■ **Work required**: Reprint every line of the data, keeping each character intact.

■ **Dataset excerpts**:

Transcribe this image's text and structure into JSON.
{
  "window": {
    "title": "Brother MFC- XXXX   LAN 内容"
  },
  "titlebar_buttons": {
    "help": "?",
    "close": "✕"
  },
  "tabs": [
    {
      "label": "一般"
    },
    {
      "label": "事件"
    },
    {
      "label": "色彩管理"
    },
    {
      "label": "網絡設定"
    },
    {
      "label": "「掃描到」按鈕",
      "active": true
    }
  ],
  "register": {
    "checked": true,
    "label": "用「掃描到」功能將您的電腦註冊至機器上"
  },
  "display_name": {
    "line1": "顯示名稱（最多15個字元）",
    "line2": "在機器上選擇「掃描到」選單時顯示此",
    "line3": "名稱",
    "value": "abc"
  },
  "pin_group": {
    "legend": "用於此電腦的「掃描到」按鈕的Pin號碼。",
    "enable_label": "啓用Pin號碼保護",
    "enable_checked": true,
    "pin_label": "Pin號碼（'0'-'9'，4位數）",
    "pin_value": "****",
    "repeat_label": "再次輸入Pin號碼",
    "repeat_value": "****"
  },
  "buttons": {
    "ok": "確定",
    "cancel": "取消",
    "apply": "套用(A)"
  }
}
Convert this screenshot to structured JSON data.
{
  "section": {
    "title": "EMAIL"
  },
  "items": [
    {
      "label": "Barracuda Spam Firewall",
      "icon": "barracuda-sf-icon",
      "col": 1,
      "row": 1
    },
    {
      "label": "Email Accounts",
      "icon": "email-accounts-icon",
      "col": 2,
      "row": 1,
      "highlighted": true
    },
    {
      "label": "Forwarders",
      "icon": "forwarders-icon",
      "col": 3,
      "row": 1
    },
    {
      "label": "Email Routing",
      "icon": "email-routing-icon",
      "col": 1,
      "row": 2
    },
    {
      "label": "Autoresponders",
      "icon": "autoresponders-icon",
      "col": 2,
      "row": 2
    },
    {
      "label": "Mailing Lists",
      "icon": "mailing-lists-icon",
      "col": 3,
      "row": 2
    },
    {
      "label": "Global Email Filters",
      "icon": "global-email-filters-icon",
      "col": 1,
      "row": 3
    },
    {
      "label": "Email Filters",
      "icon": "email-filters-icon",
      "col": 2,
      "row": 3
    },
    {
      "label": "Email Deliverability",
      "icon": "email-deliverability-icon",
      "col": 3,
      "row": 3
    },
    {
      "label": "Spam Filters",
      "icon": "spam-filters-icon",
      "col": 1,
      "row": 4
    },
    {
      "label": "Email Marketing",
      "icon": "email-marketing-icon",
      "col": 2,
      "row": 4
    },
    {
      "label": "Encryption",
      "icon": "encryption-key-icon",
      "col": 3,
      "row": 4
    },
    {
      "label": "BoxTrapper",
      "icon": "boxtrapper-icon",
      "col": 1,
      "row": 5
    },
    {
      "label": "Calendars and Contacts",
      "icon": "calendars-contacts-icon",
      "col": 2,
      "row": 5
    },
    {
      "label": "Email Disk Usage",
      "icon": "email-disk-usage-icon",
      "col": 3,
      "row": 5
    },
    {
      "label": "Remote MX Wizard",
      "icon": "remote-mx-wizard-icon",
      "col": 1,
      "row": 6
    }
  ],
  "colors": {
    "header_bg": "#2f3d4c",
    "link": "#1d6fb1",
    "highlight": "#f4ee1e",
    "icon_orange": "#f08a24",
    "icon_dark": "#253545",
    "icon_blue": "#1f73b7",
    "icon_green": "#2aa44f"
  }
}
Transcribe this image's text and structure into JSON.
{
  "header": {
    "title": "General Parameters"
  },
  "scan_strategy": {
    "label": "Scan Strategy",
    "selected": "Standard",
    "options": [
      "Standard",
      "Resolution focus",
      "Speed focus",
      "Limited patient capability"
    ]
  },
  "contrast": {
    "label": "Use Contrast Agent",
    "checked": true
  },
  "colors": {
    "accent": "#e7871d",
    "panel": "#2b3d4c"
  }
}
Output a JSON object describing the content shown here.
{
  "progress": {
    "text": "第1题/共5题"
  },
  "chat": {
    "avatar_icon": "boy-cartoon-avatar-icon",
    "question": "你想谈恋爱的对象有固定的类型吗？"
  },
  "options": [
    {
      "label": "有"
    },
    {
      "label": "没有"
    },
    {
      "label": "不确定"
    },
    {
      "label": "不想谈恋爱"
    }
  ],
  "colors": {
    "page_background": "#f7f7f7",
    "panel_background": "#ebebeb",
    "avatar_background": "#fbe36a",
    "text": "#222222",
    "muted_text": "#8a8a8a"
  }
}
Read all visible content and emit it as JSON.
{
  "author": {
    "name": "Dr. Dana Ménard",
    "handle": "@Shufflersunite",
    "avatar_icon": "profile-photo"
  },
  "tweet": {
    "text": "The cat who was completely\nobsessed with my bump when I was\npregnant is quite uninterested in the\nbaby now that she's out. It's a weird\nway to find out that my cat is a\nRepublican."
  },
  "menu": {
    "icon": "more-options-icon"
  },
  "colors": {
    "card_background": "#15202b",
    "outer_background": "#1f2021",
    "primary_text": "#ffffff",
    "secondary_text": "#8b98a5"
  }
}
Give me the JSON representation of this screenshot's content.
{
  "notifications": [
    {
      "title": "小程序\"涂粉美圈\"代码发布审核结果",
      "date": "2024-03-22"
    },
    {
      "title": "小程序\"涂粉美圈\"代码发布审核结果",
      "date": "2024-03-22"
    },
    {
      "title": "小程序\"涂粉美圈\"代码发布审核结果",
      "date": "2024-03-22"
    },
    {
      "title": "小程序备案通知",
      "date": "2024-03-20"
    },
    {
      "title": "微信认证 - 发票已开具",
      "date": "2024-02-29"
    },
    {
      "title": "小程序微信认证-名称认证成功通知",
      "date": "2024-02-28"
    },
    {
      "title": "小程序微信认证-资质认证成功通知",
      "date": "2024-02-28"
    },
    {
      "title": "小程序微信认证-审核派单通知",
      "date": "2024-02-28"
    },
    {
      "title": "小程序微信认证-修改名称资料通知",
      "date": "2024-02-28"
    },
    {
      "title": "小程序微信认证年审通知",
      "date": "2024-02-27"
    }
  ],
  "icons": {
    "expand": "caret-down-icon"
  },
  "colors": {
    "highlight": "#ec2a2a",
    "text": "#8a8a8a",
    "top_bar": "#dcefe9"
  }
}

■ **Task output**:
Transcribe this image's text and structure into JSON.
{
  "window": {
    "title": "Brother MFC- XXXX   LAN 内容"
  },
  "titlebar_buttons": {
    "help": "?",
    "close": "✕"
  },
  "tabs": [
    {
      "label": "一般"
    },
    {
      "label": "事件"
    },
    {
      "label": "色彩管理"
    },
    {
      "label": "網絡設定"
    },
    {
      "label": "「掃描到」按鈕",
      "active": true
    }
  ],
  "register": {
    "checked": true,
    "label": "用「掃描到」功能將您的電腦註冊至機器上"
  },
  "display_name": {
    "line1": "顯示名稱（最多15個字元）",
    "line2": "在機器上選擇「掃描到」選單時顯示此",
    "line3": "名稱",
    "value": "abc"
  },
  "pin_group": {
    "legend": "用於此電腦的「掃描到」按鈕的Pin號碼。",
    "enable_label": "啓用Pin號碼保護",
    "enable_checked": true,
    "pin_label": "Pin號碼（'0'-'9'，4位數）",
    "pin_value": "****",
    "repeat_label": "再次輸入Pin號碼",
    "repeat_value": "****"
  },
  "buttons": {
    "ok": "確定",
    "cancel": "取消",
    "apply": "套用(A)"
  }
}
Convert this screenshot to structured JSON data.
{
  "section": {
    "title": "EMAIL"
  },
  "items": [
    {
      "label": "Barracuda Spam Firewall",
      "icon": "barracuda-sf-icon",
      "col": 1,
      "row": 1
    },
    {
      "label": "Email Accounts",
      "icon": "email-accounts-icon",
      "col": 2,
      "row": 1,
      "highlighted": true
    },
    {
      "label": "Forwarders",
      "icon": "forwarders-icon",
      "col": 3,
      "row": 1
    },
    {
      "label": "Email Routing",
      "icon": "email-routing-icon",
      "col": 1,
      "row": 2
    },
    {
      "label": "Autoresponders",
      "icon": "autoresponders-icon",
      "col": 2,
      "row": 2
    },
    {
      "label": "Mailing Lists",
      "icon": "mailing-lists-icon",
      "col": 3,
      "row": 2
    },
    {
      "label": "Global Email Filters",
      "icon": "global-email-filters-icon",
      "col": 1,
      "row": 3
    },
    {
      "label": "Email Filters",
      "icon": "email-filters-icon",
      "col": 2,
      "row": 3
    },
    {
      "label": "Email Deliverability",
      "icon": "email-deliverability-icon",
      "col": 3,
      "row": 3
    },
    {
      "label": "Spam Filters",
      "icon": "spam-filters-icon",
      "col": 1,
      "row": 4
    },
    {
      "label": "Email Marketing",
      "icon": "email-marketing-icon",
      "col": 2,
      "row": 4
    },
    {
      "label": "Encryption",
      "icon": "encryption-key-icon",
      "col": 3,
      "row": 4
    },
    {
      "label": "BoxTrapper",
      "icon": "boxtrapper-icon",
      "col": 1,
      "row": 5
    },
    {
      "label": "Calendars and Contacts",
      "icon": "calendars-contacts-icon",
      "col": 2,
      "row": 5
    },
    {
      "label": "Email Disk Usage",
      "icon": "email-disk-usage-icon",
      "col": 3,
      "row": 5
    },
    {
      "label": "Remote MX Wizard",
      "icon": "remote-mx-wizard-icon",
      "col": 1,
      "row": 6
    }
  ],
  "colors": {
    "header_bg": "#2f3d4c",
    "link": "#1d6fb1",
    "highlight": "#f4ee1e",
    "icon_orange": "#f08a24",
    "icon_dark": "#253545",
    "icon_blue": "#1f73b7",
    "icon_green": "#2aa44f"
  }
}
Transcribe this image's text and structure into JSON.
{
  "header": {
    "title": "General Parameters"
  },
  "scan_strategy": {
    "label": "Scan Strategy",
    "selected": "Standard",
    "options": [
      "Standard",
      "Resolution focus",
      "Speed focus",
      "Limited patient capability"
    ]
  },
  "contrast": {
    "label": "Use Contrast Agent",
    "checked": true
  },
  "colors": {
    "accent": "#e7871d",
    "panel": "#2b3d4c"
  }
}
Output a JSON object describing the content shown here.
{
  "progress": {
    "text": "第1题/共5题"
  },
  "chat": {
    "avatar_icon": "boy-cartoon-avatar-icon",
    "question": "你想谈恋爱的对象有固定的类型吗？"
  },
  "options": [
    {
      "label": "有"
    },
    {
      "label": "没有"
    },
    {
      "label": "不确定"
    },
    {
      "label": "不想谈恋爱"
    }
  ],
  "colors": {
    "page_background": "#f7f7f7",
    "panel_background": "#ebebeb",
    "avatar_background": "#fbe36a",
    "text": "#222222",
    "muted_text": "#8a8a8a"
  }
}
Read all visible content and emit it as JSON.
{
  "author": {
    "name": "Dr. Dana Ménard",
    "handle": "@Shufflersunite",
    "avatar_icon": "profile-photo"
  },
  "tweet": {
    "text": "The cat who was completely\nobsessed with my bump when I was\npregnant is quite uninterested in the\nbaby now that she's out. It's a weird\nway to find out that my cat is a\nRepublican."
  },
  "menu": {
    "icon": "more-options-icon"
  },
  "colors": {
    "card_background": "#15202b",
    "outer_background": "#1f2021",
    "primary_text": "#ffffff",
    "secondary_text": "#8b98a5"
  }
}
Give me the JSON representation of this screenshot's content.
{
  "notifications": [
    {
      "title": "小程序\"涂粉美圈\"代码发布审核结果",
      "date": "2024-03-22"
    },
    {
      "title": "小程序\"涂粉美圈\"代码发布审核结果",
      "date": "2024-03-22"
    },
    {
      "title": "小程序\"涂粉美圈\"代码发布审核结果",
      "date": "2024-03-22"
    },
    {
      "title": "小程序备案通知",
      "date": "2024-03-20"
    },
    {
      "title": "微信认证 - 发票已开具",
      "date": "2024-02-29"
    },
    {
      "title": "小程序微信认证-名称认证成功通知",
      "date": "2024-02-28"
    },
    {
      "title": "小程序微信认证-资质认证成功通知",
      "date": "2024-02-28"
    },
    {
      "title": "小程序微信认证-审核派单通知",
      "date": "2024-02-28"
    },
    {
      "title": "小程序微信认证-修改名称资料通知",
      "date": "2024-02-28"
    },
    {
      "title": "小程序微信认证年审通知",
      "date": "2024-02-27"
    }
  ],
  "icons": {
    "expand": "caret-down-icon"
  },
  "colors": {
    "highlight": "#ec2a2a",
    "text": "#8a8a8a",
    "top_bar": "#dcefe9"
  }
}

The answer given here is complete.